Donald Trump’s Favorite Foreign Policy Adviser Is….. Donald Trump
Advisers? Donald Trump doesn't need no stinkin' advisers.
Donald Trump says that when it comes to foreign policy, he doesn’t really need a team of advisers because he already consults the authority that he trusts the most, himself:
Donald Trump finally shared the name of someone he consults on foreign policy: himself.
Asked on MSNBC’s “Morning Joe” who he talks with consistently about foreign policy, Trump responded, “I’m speaking with myself, number one, because I have a very good brain and I’ve said a lot of things.”
“I know what I’m doing and I listen to a lot of people, I talk to a lot of people and at the appropriate time I’ll tell you who the people are,” Trump said. “But my primary consultant is myself and I have a good instinct for this stuff.”
The New York real estate mogul has kept mum on his foreign policy team, despite promising in early February to release a list of his advisers in “about two weeks.”
Trump has been dodging the question of who his top foreign policy advisers might be for more than a month now. It appears to have started in early February when Trump appeared via telephone on Morning Joe and was asked by co-host Mika Brezenski to name the members of his foreign policy team, something he had been avoiding doing for months. It was at that point that Trump said that he would be revealing that list of people, along with a more detailed foreign policy platform in “two weeks,” a promise Trump repeated that same week during an appearance on Fox News Channel. Of course, two weeks came and went an Trump did no such thing, and Brezinski has made a point to return to the question each time Trump has been on the show since then, getting the same “it’s coming soon” response from Trump that she got six weeks ago each time. That changed the yesterday when Trump basically insinuated that he doesn’t necessarily need to consult anyone on foreign policy because he’s so smart that he can just consult himself.

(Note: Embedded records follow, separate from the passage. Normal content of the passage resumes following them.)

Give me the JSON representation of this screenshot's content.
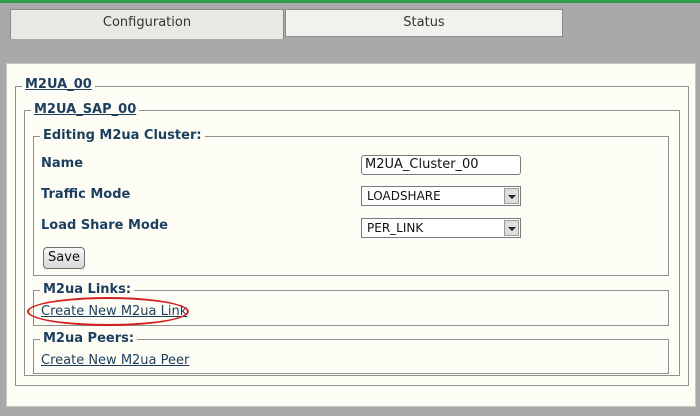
{
  "tabs": {
    "configuration": "Configuration",
    "status": "Status"
  },
  "m2ua": {
    "title": "M2UA_00",
    "sap": {
      "title": "M2UA_SAP_00",
      "cluster": {
        "legend": "Editing M2ua Cluster:",
        "name_label": "Name",
        "name_value": "M2UA_Cluster_00",
        "traffic_mode_label": "Traffic Mode",
        "traffic_mode_value": "LOADSHARE",
        "load_share_mode_label": "Load Share Mode",
        "load_share_mode_value": "PER_LINK",
        "save_label": "Save"
      },
      "links": {
        "legend": "M2ua Links:",
        "create_link": "Create New M2ua Link"
      },
      "peers": {
        "legend": "M2ua Peers:",
        "create_link": "Create New M2ua Peer"
      }
    }
  },
  "colors": {
    "accent_line": "#2e9e4a",
    "highlight_ellipse": "#d11f1f",
    "label_text": "#1c3f5e"
  }
}
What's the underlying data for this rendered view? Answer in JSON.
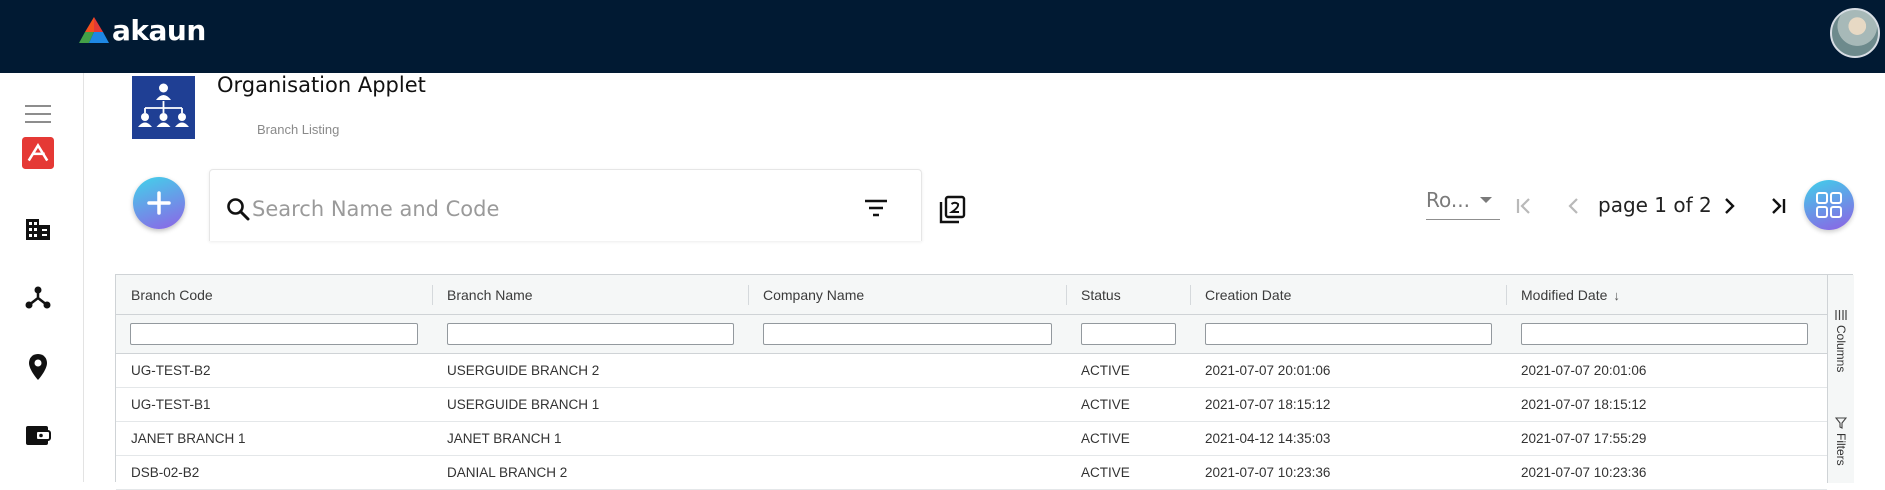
{
  "brand": {
    "name": "akaun"
  },
  "applet": {
    "title": "Organisation Applet",
    "subtitle": "Branch Listing"
  },
  "search": {
    "placeholder": "Search Name and Code",
    "value": ""
  },
  "pagination": {
    "rows_label": "Ro...",
    "page_text": "page 1 of 2"
  },
  "sidebar": {
    "items": [
      {
        "name": "menu-icon"
      },
      {
        "name": "akaun-app-icon"
      },
      {
        "name": "company-icon"
      },
      {
        "name": "organisation-tree-icon"
      },
      {
        "name": "location-pin-icon"
      },
      {
        "name": "wallet-icon"
      }
    ]
  },
  "grid": {
    "columns": [
      "Branch Code",
      "Branch Name",
      "Company Name",
      "Status",
      "Creation Date",
      "Modified Date"
    ],
    "sort_indicator": "↓",
    "side_tabs": [
      "Columns",
      "Filters"
    ],
    "rows": [
      [
        "UG-TEST-B2",
        "USERGUIDE BRANCH 2",
        "",
        "ACTIVE",
        "2021-07-07 20:01:06",
        "2021-07-07 20:01:06"
      ],
      [
        "UG-TEST-B1",
        "USERGUIDE BRANCH 1",
        "",
        "ACTIVE",
        "2021-07-07 18:15:12",
        "2021-07-07 18:15:12"
      ],
      [
        "JANET BRANCH 1",
        "JANET BRANCH 1",
        "",
        "ACTIVE",
        "2021-04-12 14:35:03",
        "2021-07-07 17:55:29"
      ],
      [
        "DSB-02-B2",
        "DANIAL BRANCH 2",
        "",
        "ACTIVE",
        "2021-07-07 10:23:36",
        "2021-07-07 10:23:36"
      ]
    ]
  },
  "colors": {
    "topbar": "#011a33",
    "accent_start": "#41d3ea",
    "accent_end": "#8e63e6",
    "applet_logo": "#1f3f94",
    "app_icon_red": "#e53935"
  }
}
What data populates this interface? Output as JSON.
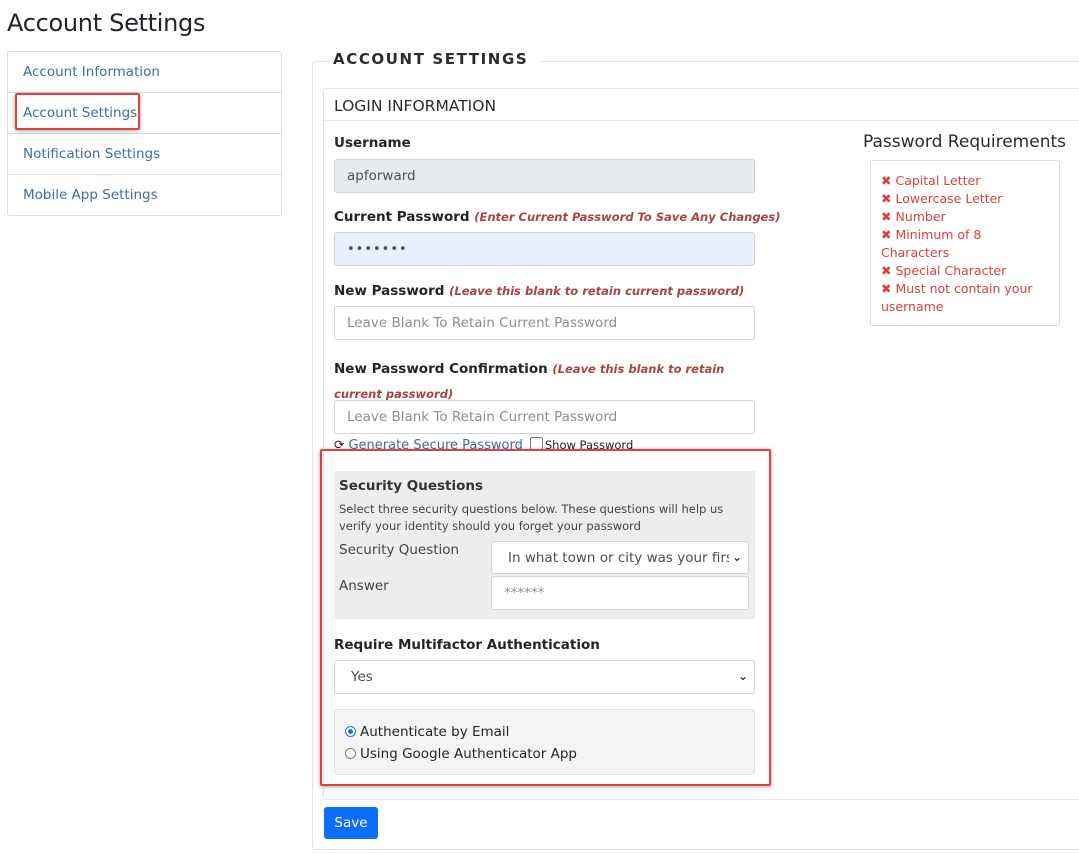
{
  "page_title": "Account Settings",
  "sidebar": {
    "items": [
      {
        "label": "Account Information"
      },
      {
        "label": "Account Settings"
      },
      {
        "label": "Notification Settings"
      },
      {
        "label": "Mobile App Settings"
      }
    ]
  },
  "panel": {
    "legend": "ACCOUNT SETTINGS",
    "section_title": "LOGIN INFORMATION"
  },
  "form": {
    "username_label": "Username",
    "username_value": "apforward",
    "current_password_label": "Current Password",
    "current_password_note": "(Enter Current Password To Save Any Changes)",
    "current_password_value": "•••••••",
    "new_password_label": "New Password",
    "new_password_note": "(Leave this blank to retain current password)",
    "new_password_placeholder": "Leave Blank To Retain Current Password",
    "confirm_label": "New Password Confirmation",
    "confirm_note": "(Leave this blank to retain current password)",
    "confirm_placeholder": "Leave Blank To Retain Current Password",
    "generate_link": "Generate Secure Password",
    "show_password": "Show Password"
  },
  "security": {
    "title": "Security Questions",
    "description": "Select three security questions below. These questions will help us verify your identity should you forget your password",
    "question_label": "Security Question",
    "question_value": "In what town or city was your first",
    "answer_label": "Answer",
    "answer_placeholder": "******"
  },
  "mfa": {
    "label": "Require Multifactor Authentication",
    "selected": "Yes",
    "option_email": "Authenticate by Email",
    "option_google": "Using Google Authenticator App",
    "selected_option": "email"
  },
  "save_label": "Save",
  "requirements": {
    "title": "Password Requirements",
    "items": [
      "Capital Letter",
      "Lowercase Letter",
      "Number",
      "Minimum of 8 Characters",
      "Special Character",
      "Must not contain your username"
    ]
  },
  "icons": {
    "refresh": "refresh-icon",
    "chevron": "chevron-down-icon",
    "cross": "x-icon"
  },
  "colors": {
    "link": "#3a6fa8",
    "highlight": "#e53e3e",
    "primary_button": "#0d6efd",
    "requirement_error": "#d9413a",
    "note": "#a94442"
  }
}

If nothing else, this kind of answer is consistent with the arrogant self-assurance that has marked Trump’s personality and public persona since long before he ever entered the political arena. It’s also consistent with other comments that Trump has made on this issue since entering the race for President. Back in August when his campaign was just two months old, Trump told NBC News’s Chuck Todd that he watches “the shows,” meaning the Sunday morning news talk shows, in response to a question about where he got his information about foreign and military affairs. At the time, Trump’s comment was rightfully treated with derision but he continued to provide answers like that to similar questions and it had absolutely no impact on his standing in the polls or, as we’ve seen, his ability to win primary elections despite never having run for office before. It’s also consistent with a general ignorance about foreign and military affairs that that he has displayed in the past. In an era where voters are used to seeing candidates trot out impressive lists of advisers in a number of policy areas, in no small part to show that they would be surrounded with a strong and competent team of people whose job it is to help them make decisions once they become President. Not so for Trump. For Trump, he would have us believe that he is the sole brain behind the operation and that he alone is responsible for all the decision making and would continue to be should he be elected President.
The thing is, Donald Trump almost assuredly knows that this position is utter nonsense.
Whatever Trump would have the public believe about his business acumen, the truth is that he obviously wouldn’t be able to do his current job without people under him whose job it is to advise him and carry out the decisions made at the top, and that this includes people who know things that Trump himself doesn’t. Whether its lawyers, accountants, engineers, architects, or other professionals, it’s obvious that Trump has thousands of professionals who work underneath him or for him who provide him with advice in highly specialized fields that he can’t possibly be fully knowledgeable in, including fields like the legal aspects of his business, the tax implications of decisions he might make, or the engineering and architectural details of the buildings he builds.
No Chief Executive can be expected to possess all of the information and knowledge they could possibly need to make a decision. This is even more true of the President of the United States, who at any given time may be required to deal with foreign policy issues from the far corners of the world, complex economic and fiscal issues, issues regarding health care policy, agriculture, or education, and a whole host of other areas, including many that likely can’t even be anticipated at this point. This is why there are dozens of advisers working in the White House alone, not to mention the vast army of expert in the Cabinet Departments, the military, and the Federal bureaucracy. Additionally, more often than not, the people who a candidate is consulting while running for office end up being the core of the group of advisers that follow them into office. That’s why the question of who might be advising a candidate in a particular policy field is an important question that candidates can be expected to be asked during the course of the campaign Why Trump is refusing to tell people who might be advising him on foreign policy matters, and then providing such a flippant response to the question, is unclear. At the very least, though, one can assume that either he thinks the list of advisers would hurt him in some way, or a real answer to the question would reveal that he still isn’t approaching this process seriously even as he stands on the precipice of becoming the Presidential nominee of a major political party. The media ought to continue pressing him on this issue until he provides a straight answer.